[TASK INPUTS]
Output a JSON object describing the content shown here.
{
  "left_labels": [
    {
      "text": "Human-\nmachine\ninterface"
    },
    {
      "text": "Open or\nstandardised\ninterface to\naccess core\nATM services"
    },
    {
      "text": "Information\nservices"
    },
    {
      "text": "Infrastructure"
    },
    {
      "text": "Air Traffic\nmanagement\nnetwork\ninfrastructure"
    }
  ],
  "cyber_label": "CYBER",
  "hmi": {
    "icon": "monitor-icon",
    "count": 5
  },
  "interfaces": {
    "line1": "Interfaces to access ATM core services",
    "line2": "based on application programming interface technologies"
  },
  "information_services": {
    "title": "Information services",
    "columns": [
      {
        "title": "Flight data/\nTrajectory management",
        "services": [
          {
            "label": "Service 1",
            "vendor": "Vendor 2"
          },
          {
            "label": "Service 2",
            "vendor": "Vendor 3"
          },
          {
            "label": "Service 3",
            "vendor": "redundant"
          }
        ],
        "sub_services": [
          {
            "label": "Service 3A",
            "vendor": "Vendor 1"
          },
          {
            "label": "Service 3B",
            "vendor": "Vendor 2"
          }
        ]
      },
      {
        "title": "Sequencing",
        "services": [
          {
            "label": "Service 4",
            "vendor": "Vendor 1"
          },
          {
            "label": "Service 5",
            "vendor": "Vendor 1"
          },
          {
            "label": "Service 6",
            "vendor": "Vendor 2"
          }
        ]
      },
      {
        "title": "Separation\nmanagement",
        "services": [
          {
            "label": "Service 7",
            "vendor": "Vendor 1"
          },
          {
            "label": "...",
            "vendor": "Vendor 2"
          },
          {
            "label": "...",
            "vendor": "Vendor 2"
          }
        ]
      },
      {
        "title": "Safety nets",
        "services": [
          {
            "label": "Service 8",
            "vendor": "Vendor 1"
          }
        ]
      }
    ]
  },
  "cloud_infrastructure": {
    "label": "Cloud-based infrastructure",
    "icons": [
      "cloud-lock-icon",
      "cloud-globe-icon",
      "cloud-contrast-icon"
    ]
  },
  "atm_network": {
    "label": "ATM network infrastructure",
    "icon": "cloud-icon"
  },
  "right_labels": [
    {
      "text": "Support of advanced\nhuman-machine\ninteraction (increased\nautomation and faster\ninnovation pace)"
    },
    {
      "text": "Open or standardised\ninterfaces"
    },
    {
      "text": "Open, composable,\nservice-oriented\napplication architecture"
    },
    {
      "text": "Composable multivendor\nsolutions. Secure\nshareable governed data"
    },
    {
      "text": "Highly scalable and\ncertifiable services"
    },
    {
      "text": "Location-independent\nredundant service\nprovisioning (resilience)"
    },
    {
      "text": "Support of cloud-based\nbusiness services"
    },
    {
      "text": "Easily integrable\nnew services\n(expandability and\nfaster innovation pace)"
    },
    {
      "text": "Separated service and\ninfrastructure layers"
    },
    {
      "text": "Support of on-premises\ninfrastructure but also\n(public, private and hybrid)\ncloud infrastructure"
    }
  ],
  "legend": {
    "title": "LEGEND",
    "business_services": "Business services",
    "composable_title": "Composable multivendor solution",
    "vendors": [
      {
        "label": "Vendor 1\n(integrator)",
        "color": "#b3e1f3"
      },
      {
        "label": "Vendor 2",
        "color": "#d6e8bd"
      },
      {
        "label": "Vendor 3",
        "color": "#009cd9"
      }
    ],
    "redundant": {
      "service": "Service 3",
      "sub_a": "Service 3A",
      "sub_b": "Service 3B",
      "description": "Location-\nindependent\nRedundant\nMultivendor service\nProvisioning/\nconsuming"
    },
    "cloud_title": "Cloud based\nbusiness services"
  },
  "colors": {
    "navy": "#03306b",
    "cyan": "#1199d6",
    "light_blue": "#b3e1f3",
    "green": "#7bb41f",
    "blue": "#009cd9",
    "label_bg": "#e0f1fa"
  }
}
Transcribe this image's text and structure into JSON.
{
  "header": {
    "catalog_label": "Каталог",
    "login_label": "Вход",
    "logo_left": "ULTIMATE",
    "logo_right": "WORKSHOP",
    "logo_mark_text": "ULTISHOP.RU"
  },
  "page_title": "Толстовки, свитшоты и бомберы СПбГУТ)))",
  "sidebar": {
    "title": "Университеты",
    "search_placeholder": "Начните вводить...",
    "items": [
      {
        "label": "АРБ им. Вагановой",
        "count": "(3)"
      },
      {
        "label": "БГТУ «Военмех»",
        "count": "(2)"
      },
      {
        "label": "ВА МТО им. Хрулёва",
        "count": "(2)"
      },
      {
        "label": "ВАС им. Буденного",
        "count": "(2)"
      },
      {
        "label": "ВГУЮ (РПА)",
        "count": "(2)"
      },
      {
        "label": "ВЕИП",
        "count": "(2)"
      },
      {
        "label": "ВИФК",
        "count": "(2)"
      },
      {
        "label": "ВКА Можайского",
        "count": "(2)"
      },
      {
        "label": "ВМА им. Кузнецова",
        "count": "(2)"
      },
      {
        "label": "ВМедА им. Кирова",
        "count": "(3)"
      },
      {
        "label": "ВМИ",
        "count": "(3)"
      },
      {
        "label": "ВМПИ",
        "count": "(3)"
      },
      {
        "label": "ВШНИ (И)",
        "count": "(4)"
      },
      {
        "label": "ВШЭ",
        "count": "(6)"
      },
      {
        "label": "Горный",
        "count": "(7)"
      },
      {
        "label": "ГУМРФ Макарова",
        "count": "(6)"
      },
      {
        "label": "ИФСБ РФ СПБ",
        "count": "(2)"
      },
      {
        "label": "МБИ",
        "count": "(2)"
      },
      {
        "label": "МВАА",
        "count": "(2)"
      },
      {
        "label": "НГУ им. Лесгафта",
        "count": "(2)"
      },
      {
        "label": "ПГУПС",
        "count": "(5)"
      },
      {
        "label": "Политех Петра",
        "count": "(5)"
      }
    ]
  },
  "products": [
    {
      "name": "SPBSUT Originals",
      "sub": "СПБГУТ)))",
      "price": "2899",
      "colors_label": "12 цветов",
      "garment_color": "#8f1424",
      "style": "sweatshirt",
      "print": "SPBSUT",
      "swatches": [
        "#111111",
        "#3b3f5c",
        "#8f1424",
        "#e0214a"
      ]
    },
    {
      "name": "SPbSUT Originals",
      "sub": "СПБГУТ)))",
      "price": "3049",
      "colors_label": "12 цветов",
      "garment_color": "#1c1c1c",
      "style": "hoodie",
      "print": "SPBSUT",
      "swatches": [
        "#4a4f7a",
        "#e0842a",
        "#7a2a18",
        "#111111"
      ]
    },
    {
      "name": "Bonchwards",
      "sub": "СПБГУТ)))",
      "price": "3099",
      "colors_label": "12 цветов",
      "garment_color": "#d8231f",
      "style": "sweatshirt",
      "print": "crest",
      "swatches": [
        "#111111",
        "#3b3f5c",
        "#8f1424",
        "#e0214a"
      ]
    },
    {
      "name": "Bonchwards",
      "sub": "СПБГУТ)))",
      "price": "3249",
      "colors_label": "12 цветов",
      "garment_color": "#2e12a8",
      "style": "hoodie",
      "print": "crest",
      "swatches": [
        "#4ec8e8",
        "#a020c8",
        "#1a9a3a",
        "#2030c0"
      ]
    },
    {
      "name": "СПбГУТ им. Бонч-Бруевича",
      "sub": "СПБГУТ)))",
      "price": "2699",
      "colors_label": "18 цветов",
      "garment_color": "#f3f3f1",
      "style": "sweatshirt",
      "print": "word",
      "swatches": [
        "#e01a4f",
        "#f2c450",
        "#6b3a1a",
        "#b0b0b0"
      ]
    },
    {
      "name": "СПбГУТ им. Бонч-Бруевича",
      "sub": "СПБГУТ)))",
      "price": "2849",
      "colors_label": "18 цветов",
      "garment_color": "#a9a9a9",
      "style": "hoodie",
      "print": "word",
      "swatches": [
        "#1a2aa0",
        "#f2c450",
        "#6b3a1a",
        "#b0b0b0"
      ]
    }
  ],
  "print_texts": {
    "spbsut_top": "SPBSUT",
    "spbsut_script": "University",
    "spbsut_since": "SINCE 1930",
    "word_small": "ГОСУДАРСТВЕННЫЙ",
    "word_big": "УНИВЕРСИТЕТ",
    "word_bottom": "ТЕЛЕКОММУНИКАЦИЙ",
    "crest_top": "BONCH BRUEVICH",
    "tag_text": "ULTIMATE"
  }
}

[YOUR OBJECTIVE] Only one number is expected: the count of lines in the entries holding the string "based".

[PROBLEM SOLUTION] 4